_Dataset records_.
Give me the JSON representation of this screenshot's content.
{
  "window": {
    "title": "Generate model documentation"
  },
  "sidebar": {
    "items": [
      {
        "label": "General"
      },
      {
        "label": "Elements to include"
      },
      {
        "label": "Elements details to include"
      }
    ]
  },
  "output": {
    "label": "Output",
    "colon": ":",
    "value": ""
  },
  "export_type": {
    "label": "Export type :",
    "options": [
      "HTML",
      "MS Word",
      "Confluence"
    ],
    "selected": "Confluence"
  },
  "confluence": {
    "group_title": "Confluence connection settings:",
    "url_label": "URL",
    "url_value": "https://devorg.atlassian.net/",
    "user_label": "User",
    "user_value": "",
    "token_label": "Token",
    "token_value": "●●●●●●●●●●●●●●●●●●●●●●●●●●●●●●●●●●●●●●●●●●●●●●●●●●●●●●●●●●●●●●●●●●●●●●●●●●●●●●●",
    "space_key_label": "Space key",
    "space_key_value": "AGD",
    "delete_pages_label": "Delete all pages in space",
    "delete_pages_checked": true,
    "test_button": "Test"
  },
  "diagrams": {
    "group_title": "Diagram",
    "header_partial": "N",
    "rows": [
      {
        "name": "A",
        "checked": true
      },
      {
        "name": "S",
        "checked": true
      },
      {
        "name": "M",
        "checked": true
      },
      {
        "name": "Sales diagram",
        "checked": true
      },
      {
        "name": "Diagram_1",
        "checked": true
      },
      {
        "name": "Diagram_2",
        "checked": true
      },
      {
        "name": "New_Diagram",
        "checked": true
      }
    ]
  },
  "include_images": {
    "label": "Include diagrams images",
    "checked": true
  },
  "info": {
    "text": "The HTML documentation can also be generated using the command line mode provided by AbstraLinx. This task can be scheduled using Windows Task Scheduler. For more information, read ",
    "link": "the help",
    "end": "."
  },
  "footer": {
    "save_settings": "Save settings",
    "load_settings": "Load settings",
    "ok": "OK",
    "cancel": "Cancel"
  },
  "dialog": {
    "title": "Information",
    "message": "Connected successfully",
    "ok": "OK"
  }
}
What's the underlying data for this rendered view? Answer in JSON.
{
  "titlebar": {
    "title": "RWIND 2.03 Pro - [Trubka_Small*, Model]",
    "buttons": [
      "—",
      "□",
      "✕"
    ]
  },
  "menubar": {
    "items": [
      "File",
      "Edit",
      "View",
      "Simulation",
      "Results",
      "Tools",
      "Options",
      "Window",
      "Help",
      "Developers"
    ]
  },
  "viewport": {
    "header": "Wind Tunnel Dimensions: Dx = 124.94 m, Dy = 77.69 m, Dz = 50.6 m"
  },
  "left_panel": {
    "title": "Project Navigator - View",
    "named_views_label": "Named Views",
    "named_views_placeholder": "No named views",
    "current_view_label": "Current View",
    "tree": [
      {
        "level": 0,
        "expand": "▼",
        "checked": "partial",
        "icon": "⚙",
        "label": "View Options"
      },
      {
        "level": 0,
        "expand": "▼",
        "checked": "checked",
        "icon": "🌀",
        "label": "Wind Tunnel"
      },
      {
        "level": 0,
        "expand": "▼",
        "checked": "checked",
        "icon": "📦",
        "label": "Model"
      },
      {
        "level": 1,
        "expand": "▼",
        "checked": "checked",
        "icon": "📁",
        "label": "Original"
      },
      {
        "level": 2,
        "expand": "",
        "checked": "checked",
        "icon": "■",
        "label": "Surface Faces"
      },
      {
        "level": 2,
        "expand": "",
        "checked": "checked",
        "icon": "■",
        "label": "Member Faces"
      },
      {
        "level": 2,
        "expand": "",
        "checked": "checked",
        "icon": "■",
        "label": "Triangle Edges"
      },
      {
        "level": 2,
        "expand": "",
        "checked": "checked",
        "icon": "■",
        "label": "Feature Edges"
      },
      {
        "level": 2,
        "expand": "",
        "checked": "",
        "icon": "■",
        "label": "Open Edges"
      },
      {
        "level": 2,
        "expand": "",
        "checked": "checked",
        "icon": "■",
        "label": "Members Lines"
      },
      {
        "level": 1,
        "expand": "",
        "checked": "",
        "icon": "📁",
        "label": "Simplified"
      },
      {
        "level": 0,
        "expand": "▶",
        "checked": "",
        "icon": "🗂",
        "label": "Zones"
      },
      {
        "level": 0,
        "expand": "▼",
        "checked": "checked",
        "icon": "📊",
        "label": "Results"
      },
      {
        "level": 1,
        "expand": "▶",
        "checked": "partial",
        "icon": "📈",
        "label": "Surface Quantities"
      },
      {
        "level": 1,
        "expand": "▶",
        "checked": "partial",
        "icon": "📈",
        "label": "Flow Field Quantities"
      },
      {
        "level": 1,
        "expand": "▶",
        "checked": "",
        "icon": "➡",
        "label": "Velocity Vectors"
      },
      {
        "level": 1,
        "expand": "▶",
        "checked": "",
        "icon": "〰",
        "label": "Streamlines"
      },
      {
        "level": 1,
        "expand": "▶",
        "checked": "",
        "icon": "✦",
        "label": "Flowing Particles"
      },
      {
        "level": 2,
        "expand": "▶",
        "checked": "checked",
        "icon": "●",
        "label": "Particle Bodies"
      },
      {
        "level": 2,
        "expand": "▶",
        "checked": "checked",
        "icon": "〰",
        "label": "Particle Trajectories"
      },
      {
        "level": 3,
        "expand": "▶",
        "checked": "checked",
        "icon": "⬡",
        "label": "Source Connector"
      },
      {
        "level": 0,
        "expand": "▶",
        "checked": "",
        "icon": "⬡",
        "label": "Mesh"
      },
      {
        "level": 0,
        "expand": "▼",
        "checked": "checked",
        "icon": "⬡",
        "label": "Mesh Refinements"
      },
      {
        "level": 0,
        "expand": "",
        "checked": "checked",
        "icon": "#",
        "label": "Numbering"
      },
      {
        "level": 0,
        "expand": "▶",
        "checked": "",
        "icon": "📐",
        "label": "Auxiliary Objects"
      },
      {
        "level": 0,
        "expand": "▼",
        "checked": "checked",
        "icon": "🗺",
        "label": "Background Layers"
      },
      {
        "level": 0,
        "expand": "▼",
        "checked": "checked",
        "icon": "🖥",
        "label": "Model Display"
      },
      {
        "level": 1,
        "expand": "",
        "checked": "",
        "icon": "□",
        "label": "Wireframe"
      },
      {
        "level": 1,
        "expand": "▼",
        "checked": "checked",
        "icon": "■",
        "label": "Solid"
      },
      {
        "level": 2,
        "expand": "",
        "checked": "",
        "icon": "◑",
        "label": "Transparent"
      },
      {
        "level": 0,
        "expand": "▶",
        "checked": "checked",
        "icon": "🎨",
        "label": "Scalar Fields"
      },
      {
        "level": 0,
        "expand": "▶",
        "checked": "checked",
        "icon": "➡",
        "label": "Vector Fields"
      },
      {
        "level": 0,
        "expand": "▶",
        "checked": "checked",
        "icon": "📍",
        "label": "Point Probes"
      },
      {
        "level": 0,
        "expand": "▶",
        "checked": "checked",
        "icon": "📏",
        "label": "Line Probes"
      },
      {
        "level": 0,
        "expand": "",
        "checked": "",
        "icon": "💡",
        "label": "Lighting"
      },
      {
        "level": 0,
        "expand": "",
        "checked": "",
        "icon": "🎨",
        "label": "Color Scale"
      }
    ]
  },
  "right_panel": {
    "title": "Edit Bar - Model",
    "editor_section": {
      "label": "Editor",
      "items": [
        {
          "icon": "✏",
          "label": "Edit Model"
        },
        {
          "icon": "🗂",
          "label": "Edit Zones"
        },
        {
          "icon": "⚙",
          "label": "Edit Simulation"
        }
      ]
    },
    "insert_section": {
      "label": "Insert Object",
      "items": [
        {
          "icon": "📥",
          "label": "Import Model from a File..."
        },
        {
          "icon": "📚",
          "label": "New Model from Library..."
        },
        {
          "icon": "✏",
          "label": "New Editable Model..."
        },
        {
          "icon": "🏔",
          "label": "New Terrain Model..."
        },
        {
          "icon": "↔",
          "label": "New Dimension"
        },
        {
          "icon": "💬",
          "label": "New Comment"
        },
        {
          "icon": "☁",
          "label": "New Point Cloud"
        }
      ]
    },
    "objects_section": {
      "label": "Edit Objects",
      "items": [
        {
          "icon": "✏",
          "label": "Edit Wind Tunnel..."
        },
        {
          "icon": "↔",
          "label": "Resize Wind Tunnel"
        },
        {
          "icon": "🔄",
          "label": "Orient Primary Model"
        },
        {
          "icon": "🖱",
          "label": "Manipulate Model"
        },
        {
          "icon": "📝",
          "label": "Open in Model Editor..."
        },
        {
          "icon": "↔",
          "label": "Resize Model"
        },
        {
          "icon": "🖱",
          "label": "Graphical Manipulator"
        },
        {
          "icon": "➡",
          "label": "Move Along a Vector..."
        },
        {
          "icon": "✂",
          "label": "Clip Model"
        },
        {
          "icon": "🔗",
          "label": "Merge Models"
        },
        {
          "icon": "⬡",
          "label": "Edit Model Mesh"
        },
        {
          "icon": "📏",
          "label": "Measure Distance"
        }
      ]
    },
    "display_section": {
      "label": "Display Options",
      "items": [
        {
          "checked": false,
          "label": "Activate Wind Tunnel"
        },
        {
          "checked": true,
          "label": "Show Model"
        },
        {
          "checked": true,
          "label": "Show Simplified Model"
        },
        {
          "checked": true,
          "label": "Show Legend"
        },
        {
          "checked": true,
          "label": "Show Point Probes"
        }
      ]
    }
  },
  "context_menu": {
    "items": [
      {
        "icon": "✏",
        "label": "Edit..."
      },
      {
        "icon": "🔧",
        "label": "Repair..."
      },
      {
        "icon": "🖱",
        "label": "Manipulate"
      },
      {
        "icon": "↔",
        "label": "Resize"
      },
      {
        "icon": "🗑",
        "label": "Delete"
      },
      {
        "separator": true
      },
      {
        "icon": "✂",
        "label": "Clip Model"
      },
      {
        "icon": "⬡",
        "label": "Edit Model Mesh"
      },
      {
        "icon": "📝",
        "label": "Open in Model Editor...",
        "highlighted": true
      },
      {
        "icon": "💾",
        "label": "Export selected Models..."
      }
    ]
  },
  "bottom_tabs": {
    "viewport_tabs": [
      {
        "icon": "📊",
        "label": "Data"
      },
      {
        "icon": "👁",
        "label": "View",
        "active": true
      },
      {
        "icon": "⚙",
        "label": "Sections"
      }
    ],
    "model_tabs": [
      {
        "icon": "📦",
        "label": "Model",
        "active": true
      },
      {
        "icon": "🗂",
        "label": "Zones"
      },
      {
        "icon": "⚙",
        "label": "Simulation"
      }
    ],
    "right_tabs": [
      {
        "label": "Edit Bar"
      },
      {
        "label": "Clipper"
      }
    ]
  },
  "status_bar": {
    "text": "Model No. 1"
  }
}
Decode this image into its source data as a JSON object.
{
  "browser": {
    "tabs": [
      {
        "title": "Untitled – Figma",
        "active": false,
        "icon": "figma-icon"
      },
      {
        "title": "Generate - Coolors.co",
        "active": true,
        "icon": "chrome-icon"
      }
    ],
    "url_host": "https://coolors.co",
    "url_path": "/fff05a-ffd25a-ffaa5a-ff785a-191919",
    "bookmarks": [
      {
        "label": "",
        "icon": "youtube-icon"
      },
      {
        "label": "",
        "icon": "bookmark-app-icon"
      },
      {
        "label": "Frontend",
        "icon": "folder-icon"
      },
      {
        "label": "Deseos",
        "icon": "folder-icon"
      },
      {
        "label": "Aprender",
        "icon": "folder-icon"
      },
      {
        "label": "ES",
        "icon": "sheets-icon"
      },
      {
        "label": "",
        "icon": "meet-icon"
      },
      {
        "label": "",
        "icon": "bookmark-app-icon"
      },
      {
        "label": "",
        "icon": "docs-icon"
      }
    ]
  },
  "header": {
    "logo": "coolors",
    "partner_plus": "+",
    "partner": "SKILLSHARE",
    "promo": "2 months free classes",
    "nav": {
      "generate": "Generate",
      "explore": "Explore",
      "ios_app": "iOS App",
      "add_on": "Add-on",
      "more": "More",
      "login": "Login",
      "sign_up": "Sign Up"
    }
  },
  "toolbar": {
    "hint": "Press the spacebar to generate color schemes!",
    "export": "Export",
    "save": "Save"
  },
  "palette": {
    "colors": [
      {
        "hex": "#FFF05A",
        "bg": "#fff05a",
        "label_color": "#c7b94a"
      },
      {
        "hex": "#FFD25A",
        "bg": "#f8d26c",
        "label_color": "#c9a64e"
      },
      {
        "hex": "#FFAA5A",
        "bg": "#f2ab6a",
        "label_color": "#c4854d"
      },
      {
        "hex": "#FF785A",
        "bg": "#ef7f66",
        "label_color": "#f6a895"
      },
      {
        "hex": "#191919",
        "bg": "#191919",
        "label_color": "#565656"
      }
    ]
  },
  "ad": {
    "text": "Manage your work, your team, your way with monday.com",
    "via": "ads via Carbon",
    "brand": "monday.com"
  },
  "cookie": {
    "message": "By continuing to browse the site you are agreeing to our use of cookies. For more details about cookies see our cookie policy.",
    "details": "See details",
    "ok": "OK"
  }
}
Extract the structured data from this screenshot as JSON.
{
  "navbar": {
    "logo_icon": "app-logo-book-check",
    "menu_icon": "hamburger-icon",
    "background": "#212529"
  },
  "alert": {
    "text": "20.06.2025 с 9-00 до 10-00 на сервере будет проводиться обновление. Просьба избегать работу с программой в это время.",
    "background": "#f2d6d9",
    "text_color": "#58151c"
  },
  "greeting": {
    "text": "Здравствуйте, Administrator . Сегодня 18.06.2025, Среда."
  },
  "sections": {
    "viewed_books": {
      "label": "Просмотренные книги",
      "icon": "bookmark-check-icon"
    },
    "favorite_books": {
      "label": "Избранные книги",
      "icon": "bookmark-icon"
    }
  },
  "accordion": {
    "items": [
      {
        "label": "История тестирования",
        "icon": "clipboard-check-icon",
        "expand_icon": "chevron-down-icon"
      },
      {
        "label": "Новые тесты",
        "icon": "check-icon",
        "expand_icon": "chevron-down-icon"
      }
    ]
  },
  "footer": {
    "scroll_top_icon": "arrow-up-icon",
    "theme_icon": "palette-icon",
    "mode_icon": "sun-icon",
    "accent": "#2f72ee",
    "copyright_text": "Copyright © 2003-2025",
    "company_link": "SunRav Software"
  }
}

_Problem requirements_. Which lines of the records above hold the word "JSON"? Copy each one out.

_Task result_.
Give me the JSON representation of this screenshot's content.
What's the underlying data for this rendered view? Answer in JSON.
Decode this image into its source data as a JSON object.
Extract the structured data from this screenshot as JSON.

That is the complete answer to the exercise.